Astronauts who go into space have many opportunities for discovery, research, and adventure. However, space is extremely harsh to the human body, even amongst the most highly-trained and seasoned astronauts. Dealing with human health during both short-term and long-term space missions continues to be a focus.
Historically, data on astronaut health has only been taken from a rather small number (hundreds) of rather healthy, carefully-selected astronauts. As private sector access to space grows, having a solid biomedical data resource covering the ever-growing variety of space travelers will become increasingly critical.
The Translational Research Institute for Space Health (TRISH) at Baylor College of Medicine is supported by NASA’s Human Research Program. TRISH seeks new technologies and conducts research to assess and protect human health in space. They are now utilizing a new set of private space data to understand how space travel affects human health and productivity by obtaining data from commercial spaceflight participants (private sector astronauts)
The Mission for Astronaut Health
A mission chartered by Axiom Space mission to the International Space Station (AX-2) was conducted in Spring 2023 that included research collecting data on the four commercial astronauts. Speaking to NPR, Dr. Emmanuel Urquieta, Chief Medical Officer at TRISH, said, “One of the biggest things we learned [from the Axiom mission] is how diverse, from a healthcare perspective, these space participants are and this will be extremely useful for commercial space providers, but also government space agencies planning to go back to the Moon and Mars. We will start seeing some similar conditions [to enhance space health data] in the future.”
Collecting Medical Data
For the past decades biomedical researchers sought to collect data that will be operationally relevant for both short- and long-term missions. Researchers ensure that these projects are easy to implement and do not require too much training for the astronauts themselves. Due to the nature of how private sector space missions are conducted, data collection from commercial participants can be accomplished in a shorter period of time than has historically been the case with government employee astronauts
Being a part of this research is a once-in-a-lifetime opportunity for these commercial astronauts to help expand our knowledge of human adaptation to spaceflight. Experts from TRISH and other institutions, including the University of Pennsylvania, Baylor College of Medicine, and Johns Hopkins University, are looking for feedback on the following areas of health such as:
- Standardized research questionnaires, TRISH: Questionnaires on astronauts’ health background, personality, sleep, team dynamics and immune systems are self-recorded during the mission. The info will be distributed into TRISH’s EXPAND research database for scientists researching space health and its data.
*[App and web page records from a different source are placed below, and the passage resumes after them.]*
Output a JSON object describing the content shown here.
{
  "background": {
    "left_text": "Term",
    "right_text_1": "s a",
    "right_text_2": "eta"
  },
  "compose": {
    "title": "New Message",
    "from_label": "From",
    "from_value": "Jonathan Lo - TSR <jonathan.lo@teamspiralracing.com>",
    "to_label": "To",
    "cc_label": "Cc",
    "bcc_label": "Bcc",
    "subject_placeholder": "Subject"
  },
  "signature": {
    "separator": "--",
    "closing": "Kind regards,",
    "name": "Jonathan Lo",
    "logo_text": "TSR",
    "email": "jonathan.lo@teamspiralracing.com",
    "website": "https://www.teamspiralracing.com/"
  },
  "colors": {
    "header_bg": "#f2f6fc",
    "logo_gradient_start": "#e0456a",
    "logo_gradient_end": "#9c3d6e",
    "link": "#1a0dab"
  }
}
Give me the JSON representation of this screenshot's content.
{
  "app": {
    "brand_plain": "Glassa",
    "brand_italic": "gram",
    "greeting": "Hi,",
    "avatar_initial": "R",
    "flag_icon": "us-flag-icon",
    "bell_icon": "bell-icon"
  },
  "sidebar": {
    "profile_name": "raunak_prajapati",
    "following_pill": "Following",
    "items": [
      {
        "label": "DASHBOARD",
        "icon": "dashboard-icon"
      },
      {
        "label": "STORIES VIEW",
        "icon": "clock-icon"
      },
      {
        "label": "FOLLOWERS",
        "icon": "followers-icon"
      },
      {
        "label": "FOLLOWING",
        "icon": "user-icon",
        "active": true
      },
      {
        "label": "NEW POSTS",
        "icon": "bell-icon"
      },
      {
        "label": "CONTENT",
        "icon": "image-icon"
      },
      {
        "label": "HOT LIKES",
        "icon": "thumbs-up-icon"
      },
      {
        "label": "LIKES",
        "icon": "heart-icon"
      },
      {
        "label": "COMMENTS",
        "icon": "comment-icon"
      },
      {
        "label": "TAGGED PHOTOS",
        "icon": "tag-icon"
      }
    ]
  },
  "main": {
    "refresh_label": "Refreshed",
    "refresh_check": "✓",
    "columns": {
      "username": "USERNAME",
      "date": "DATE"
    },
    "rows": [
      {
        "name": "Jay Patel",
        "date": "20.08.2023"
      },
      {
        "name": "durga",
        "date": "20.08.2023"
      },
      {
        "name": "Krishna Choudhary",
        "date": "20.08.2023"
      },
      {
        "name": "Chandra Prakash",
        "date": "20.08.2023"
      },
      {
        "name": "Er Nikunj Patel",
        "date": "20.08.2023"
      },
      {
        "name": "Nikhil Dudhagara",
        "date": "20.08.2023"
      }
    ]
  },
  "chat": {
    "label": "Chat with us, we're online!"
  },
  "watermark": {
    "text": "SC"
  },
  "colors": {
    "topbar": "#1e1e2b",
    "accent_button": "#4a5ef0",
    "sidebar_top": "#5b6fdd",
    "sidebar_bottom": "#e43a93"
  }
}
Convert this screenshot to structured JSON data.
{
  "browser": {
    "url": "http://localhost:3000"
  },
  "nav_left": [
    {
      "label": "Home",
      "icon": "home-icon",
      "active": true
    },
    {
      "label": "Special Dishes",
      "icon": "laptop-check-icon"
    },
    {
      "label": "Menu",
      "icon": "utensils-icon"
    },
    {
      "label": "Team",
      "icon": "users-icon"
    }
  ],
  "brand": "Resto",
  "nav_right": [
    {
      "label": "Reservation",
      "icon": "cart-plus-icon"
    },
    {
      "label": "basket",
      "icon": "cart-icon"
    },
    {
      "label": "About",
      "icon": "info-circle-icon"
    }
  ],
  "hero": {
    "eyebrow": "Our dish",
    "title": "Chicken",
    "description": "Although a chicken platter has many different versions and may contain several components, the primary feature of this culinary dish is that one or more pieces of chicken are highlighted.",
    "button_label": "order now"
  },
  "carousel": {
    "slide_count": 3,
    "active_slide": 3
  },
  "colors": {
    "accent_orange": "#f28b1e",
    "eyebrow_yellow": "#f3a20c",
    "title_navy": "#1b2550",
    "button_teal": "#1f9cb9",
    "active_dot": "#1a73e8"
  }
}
- SANS Surveillance, TRISH: Spaceflight Associated Neuro-Ocular Syndrome (SANS) results in changes in brain and eye function and is a top healthcare risk in space. Vision function data and ocular images were conducted in phases throughout the mission.
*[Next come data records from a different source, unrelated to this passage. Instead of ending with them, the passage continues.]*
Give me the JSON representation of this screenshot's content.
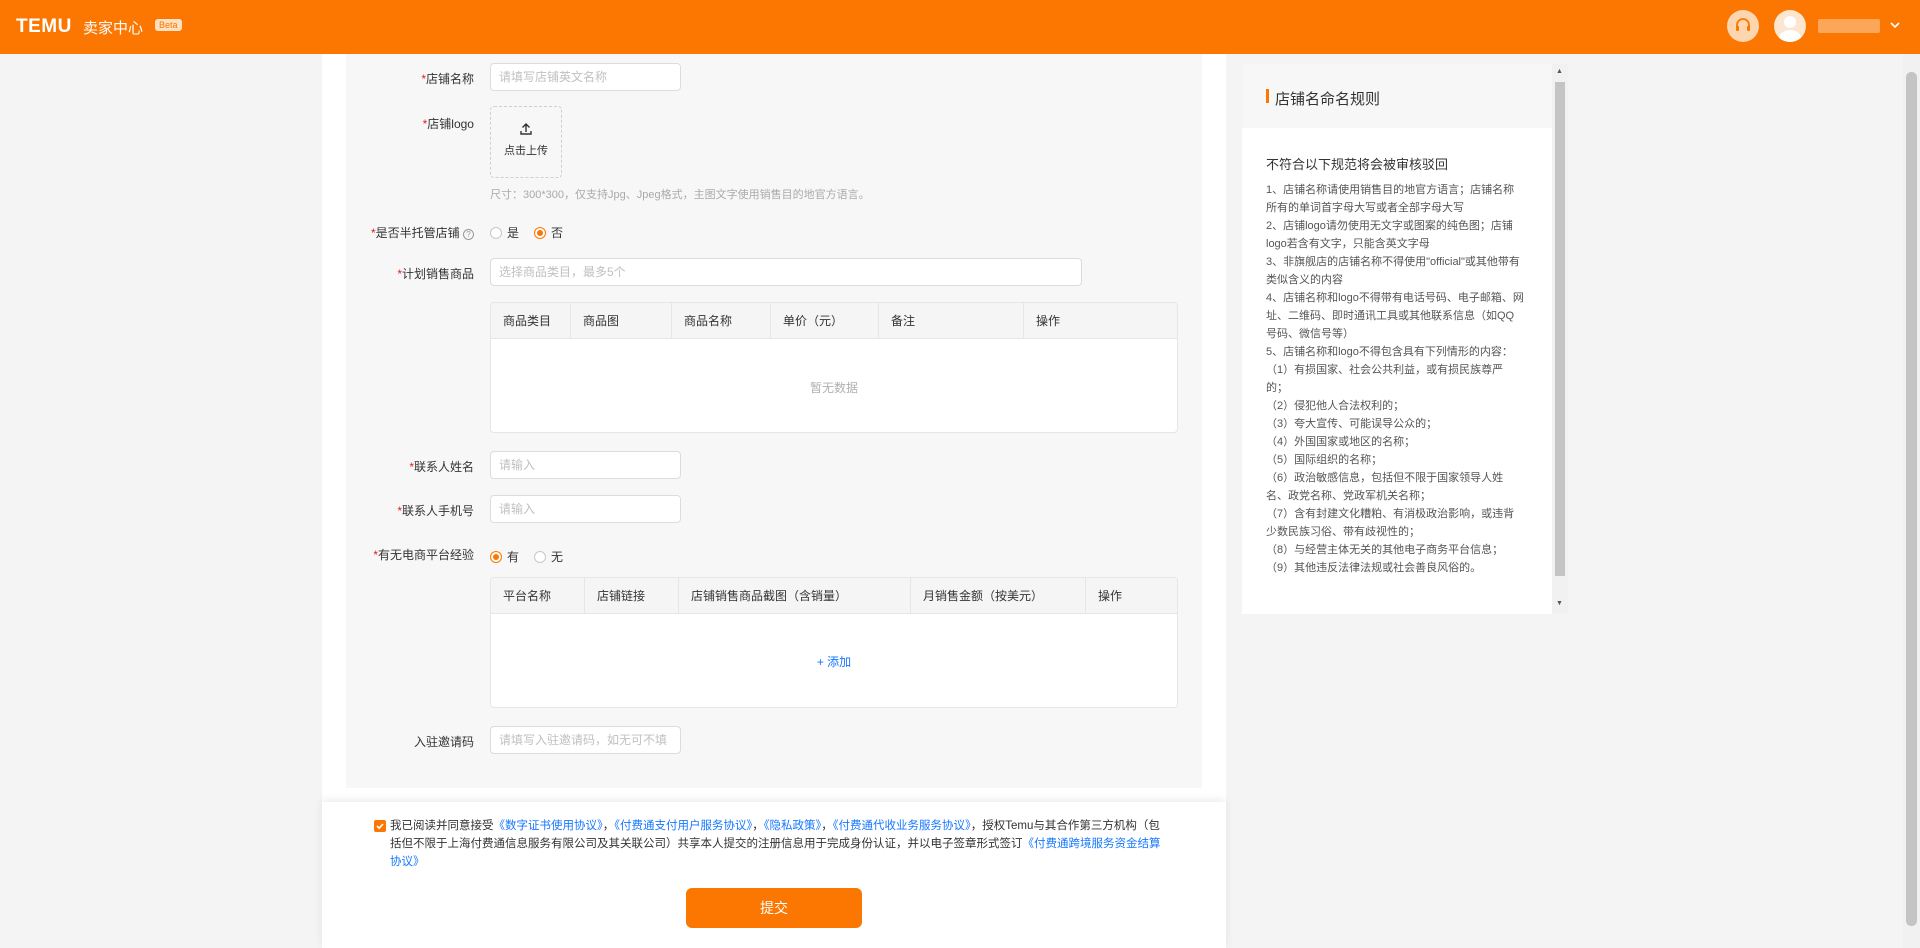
{
  "header": {
    "logo": "TEMU",
    "app_name": "卖家中心",
    "badge": "Beta",
    "icons": {
      "support": "headset-icon",
      "avatar": "user-avatar-icon",
      "menu": "chevron-down-icon"
    },
    "brand_color": "#fb7701"
  },
  "form": {
    "store_name": {
      "label": "店铺名称",
      "placeholder": "请填写店铺英文名称"
    },
    "store_logo": {
      "label": "店铺logo",
      "upload_text": "点击上传",
      "hint": "尺寸：300*300，仅支持Jpg、Jpeg格式，主图文字使用销售目的地官方语言。"
    },
    "semi_managed": {
      "label": "是否半托管店铺",
      "options": [
        "是",
        "否"
      ],
      "selected": "否"
    },
    "planned_products": {
      "label": "计划销售商品",
      "placeholder": "选择商品类目，最多5个",
      "columns": [
        "商品类目",
        "商品图",
        "商品名称",
        "单价（元）",
        "备注",
        "操作"
      ],
      "empty_text": "暂无数据"
    },
    "contact_name": {
      "label": "联系人姓名",
      "placeholder": "请输入"
    },
    "contact_phone": {
      "label": "联系人手机号",
      "placeholder": "请输入"
    },
    "ecommerce_experience": {
      "label": "有无电商平台经验",
      "options": [
        "有",
        "无"
      ],
      "selected": "有",
      "columns": [
        "平台名称",
        "店铺链接",
        "店铺销售商品截图（含销量）",
        "月销售金额（按美元）",
        "操作"
      ],
      "add_label": "+ 添加"
    },
    "invite_code": {
      "label": "入驻邀请码",
      "placeholder": "请填写入驻邀请码，如无可不填"
    }
  },
  "rules": {
    "title": "店铺名命名规则",
    "subtitle": "不符合以下规范将会被审核驳回",
    "items": [
      "1、店铺名称请使用销售目的地官方语言；店铺名称所有的单词首字母大写或者全部字母大写",
      "2、店铺logo请勿使用无文字或图案的纯色图；店铺logo若含有文字，只能含英文字母",
      "3、非旗舰店的店铺名称不得使用\"official\"或其他带有类似含义的内容",
      "4、店铺名称和logo不得带有电话号码、电子邮箱、网址、二维码、即时通讯工具或其他联系信息（如QQ号码、微信号等）",
      "5、店铺名称和logo不得包含具有下列情形的内容：",
      "（1）有损国家、社会公共利益，或有损民族尊严的；",
      "（2）侵犯他人合法权利的；",
      "（3）夸大宣传、可能误导公众的；",
      "（4）外国国家或地区的名称；",
      "（5）国际组织的名称；",
      "（6）政治敏感信息，包括但不限于国家领导人姓名、政党名称、党政军机关名称；",
      "（7）含有封建文化糟粕、有消极政治影响，或违背少数民族习俗、带有歧视性的；",
      "（8）与经营主体无关的其他电子商务平台信息；",
      "（9）其他违反法律法规或社会善良风俗的。"
    ]
  },
  "agreement": {
    "checked": true,
    "prefix": "我已阅读并同意接受",
    "link1": "《数字证书使用协议》",
    "sep1": "，",
    "link2": "《付费通支付用户服务协议》",
    "sep2": "，",
    "link3": "《隐私政策》",
    "sep3": "，",
    "link4": "《付费通代收业务服务协议》",
    "middle": "，授权Temu与其合作第三方机构（包括但不限于上海付费通信息服务有限公司及其关联公司）共享本人提交的注册信息用于完成身份认证，并以电子签章形式签订",
    "link5": "《付费通跨境服务资金结算协议》",
    "submit_label": "提交"
  }
}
- Sensorimotor adaptation, TRISH: Zero gravity often affects standing and balance. As full body control is difficult in space, data is collected before and after the flight to assess sensorimotor ability and recovery time before humans return to the Moon.
- Cognitive and Physiologic Responses, UPenn: Brain function and performance could be disrupted during spaceflight. This research will help assess astronauts’ memory, space orientation, emotional recognition, attention and risk-related decision-making. Researchers can better understand the impact of spaceflight on mental ability.
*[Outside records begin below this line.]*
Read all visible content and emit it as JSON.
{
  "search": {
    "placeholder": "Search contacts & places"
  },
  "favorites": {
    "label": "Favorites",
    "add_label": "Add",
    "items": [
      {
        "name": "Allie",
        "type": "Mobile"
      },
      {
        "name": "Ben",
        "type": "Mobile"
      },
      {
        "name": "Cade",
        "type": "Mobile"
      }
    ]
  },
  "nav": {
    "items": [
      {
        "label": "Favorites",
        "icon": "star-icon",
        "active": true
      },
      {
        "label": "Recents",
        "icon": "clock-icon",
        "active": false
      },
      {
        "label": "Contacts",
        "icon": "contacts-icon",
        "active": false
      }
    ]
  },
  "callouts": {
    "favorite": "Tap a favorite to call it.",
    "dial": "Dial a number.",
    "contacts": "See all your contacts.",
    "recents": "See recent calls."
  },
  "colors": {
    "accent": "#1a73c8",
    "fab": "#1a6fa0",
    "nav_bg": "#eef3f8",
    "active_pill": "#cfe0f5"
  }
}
- Otolith and Posture Evaluation II, Johns Hopkins University: Motion sickness, disorientation and nausea are common during spaceflight. Research taken via a tablet assessed astronauts’ inner ears and eyes senses and reaction to motion before and immediately after spaceflight.
- Space Omics + BioBank, Baylor College: Biological specimens from astronauts were taken before and after the mission to understand the impact of spaceflight on the genomic level. These critical insights taken from this research will improve our understanding of how space travel impacts human health. In the future, this data can even advance health care on Earth by indicating how alterations in gene expression work under extreme environmental pressures.
The AX-2 crew stayed aboard the ISS for ten days to conduct scientific data, outreach and while conducting commercial research activities. The commercial astronauts collected blood, stool, urine, saliva, and skin swabs and placed them into collection bags. Upon return to Earth, these samples were processed and material was tested using a variety of genetic and physiological procedures. The resulting data was later released to third-party investigators. Instead of waiting years for feedback on health data using traditional government approaches, researchers can use this new data to answer specific questions about the participants’ health changes.
TRISH’s goal is to increase the knowledge of human health and performance during spaceflight. Missions such as AX-2 will help them conduct significant research and collect data in a more efficient fashion. It is not at all uncommon for researchers conducting research in remote locations such as Antarctica or high altitude climbing expeditions to serve as research subjects themselves. The goal is much the same as it is for space: to get the best possible collection of data – from the largest possible population – one that is representative of the full range of personal health profiles that can be expected among the people who visit these remote locations.
The number of humans visiting space will soon blossom from hundreds to thousands of visitors. The more data that can be collected – sooner – the better, safer, and more productive the whole experience of space travel will be – for everyone.